#### [Try it]
Go through the data below and gather each line containing "void".

== == ==

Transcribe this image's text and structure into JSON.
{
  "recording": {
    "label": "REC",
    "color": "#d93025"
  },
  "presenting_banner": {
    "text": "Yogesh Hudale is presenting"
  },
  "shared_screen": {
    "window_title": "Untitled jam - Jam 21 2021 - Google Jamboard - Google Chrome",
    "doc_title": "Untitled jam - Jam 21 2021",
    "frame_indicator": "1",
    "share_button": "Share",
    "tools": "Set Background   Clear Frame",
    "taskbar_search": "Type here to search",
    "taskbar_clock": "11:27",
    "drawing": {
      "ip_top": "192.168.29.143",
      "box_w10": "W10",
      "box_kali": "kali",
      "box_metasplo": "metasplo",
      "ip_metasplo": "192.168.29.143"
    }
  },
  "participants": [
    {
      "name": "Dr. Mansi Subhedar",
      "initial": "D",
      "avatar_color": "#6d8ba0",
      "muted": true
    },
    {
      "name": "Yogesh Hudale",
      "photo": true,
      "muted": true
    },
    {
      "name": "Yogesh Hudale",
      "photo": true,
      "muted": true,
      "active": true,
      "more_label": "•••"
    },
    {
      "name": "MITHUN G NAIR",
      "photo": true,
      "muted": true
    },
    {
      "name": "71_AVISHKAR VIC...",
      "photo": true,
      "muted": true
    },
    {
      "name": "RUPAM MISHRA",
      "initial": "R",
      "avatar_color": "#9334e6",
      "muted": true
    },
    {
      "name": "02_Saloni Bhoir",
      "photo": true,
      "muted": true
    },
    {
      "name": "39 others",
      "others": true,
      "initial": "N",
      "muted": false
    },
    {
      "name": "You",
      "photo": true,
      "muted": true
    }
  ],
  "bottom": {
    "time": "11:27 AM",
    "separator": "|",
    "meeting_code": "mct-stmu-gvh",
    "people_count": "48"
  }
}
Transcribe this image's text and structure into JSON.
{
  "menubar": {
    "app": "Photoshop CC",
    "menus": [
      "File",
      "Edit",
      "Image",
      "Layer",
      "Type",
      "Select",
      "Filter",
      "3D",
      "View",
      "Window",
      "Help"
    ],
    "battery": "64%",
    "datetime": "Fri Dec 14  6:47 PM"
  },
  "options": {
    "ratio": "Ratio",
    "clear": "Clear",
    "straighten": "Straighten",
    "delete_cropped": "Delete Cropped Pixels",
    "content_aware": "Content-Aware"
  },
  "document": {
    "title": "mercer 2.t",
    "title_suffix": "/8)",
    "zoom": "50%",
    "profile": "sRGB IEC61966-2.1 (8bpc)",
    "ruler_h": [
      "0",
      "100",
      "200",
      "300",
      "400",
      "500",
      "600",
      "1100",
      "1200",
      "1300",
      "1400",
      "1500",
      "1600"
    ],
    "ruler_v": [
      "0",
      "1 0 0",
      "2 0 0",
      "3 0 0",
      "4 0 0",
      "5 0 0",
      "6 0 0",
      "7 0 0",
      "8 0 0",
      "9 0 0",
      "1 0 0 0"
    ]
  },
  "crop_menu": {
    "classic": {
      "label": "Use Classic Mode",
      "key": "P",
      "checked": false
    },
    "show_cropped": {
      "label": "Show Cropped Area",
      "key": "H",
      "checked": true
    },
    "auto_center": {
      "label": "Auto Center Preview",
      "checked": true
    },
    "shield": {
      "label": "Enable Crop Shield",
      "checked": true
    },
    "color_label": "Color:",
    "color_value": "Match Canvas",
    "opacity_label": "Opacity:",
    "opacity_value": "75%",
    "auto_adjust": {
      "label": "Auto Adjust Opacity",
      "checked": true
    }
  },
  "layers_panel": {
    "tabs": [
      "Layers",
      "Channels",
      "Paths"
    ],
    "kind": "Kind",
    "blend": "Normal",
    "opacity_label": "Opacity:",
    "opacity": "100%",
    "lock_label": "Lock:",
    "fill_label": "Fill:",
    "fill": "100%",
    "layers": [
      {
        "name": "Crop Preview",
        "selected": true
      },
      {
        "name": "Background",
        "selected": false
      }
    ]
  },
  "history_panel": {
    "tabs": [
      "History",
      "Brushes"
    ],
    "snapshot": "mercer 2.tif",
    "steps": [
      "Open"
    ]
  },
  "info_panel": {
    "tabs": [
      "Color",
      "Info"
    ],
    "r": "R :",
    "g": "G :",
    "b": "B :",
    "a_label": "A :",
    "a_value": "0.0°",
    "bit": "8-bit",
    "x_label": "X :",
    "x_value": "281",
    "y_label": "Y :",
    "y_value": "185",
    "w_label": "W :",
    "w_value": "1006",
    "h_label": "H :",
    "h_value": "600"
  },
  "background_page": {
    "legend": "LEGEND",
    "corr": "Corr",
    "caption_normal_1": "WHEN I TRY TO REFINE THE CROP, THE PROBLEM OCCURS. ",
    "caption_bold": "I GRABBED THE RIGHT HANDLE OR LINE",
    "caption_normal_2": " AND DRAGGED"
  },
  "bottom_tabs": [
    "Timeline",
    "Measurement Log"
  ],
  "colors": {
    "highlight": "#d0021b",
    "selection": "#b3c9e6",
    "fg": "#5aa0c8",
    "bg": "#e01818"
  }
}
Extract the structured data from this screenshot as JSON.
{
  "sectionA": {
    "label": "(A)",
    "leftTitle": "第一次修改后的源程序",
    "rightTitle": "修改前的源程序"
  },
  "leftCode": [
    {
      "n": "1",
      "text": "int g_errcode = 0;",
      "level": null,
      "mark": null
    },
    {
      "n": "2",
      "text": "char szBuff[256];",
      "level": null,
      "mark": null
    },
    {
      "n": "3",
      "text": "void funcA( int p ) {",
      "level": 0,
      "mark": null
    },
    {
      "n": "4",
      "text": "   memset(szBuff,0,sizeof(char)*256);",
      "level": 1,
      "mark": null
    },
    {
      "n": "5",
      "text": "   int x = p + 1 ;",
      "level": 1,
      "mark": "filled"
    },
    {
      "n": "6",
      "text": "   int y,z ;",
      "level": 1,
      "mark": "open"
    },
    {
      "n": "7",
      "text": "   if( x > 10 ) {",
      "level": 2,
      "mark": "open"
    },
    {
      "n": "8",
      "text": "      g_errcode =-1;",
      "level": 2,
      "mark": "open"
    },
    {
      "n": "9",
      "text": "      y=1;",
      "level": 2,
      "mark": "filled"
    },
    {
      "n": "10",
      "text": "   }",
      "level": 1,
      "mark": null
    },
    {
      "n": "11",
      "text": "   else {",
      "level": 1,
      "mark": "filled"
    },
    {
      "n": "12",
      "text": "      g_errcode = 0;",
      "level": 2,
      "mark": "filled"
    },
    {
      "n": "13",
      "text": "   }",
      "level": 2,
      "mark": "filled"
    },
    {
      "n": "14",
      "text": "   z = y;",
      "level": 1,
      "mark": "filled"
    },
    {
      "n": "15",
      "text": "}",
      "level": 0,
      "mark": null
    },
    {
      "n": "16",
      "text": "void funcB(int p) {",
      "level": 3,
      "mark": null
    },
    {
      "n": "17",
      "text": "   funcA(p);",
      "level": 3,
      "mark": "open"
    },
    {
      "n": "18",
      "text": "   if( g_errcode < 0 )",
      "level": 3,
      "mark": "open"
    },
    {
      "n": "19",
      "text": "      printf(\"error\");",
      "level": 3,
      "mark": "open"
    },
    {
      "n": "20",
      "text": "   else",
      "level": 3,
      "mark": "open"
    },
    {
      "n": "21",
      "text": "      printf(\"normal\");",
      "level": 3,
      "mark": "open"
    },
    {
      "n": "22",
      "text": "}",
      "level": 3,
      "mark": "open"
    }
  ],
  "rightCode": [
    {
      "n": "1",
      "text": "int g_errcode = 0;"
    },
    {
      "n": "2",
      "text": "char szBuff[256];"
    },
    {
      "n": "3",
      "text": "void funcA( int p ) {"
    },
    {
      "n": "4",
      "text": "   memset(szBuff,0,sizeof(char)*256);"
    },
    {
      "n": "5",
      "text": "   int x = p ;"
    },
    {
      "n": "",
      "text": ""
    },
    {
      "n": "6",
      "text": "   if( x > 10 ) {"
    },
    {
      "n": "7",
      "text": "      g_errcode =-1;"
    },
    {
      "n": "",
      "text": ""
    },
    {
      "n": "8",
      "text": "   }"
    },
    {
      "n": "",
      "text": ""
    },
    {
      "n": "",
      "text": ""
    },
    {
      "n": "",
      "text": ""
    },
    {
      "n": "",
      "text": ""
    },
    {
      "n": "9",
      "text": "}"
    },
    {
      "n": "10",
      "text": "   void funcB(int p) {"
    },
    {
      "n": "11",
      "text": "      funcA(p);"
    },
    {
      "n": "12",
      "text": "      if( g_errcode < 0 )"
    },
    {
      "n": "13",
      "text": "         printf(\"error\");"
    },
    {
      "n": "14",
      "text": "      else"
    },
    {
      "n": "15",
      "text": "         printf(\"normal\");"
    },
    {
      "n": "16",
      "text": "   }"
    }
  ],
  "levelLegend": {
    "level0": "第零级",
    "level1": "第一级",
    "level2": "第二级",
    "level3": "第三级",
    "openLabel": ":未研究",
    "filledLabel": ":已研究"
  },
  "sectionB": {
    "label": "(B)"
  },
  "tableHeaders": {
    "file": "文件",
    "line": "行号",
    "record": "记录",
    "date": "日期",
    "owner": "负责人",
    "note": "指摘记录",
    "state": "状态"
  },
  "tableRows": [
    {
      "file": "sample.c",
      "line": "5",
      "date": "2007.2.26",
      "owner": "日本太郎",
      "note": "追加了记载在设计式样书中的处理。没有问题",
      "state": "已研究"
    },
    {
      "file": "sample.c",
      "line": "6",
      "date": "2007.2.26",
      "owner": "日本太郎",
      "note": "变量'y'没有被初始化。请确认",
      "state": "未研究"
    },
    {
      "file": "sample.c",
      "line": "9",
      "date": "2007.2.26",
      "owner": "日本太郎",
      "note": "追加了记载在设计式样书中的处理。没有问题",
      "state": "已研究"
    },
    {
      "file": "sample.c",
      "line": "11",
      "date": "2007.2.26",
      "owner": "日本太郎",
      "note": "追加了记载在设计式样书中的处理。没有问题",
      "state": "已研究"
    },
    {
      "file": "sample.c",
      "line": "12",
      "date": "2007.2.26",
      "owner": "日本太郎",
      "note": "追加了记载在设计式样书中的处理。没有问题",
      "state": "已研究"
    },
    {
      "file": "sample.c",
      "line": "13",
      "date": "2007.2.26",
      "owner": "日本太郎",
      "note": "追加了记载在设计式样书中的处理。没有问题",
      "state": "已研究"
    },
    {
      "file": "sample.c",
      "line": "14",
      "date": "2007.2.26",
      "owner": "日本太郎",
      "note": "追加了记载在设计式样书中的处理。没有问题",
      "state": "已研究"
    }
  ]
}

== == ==

#### [Output of the exercise]
      "text": "void funcA( int p ) {",
      "text": "void funcB(int p) {",
      "text": "void funcA( int p ) {"
      "text": "   void funcB(int p) {"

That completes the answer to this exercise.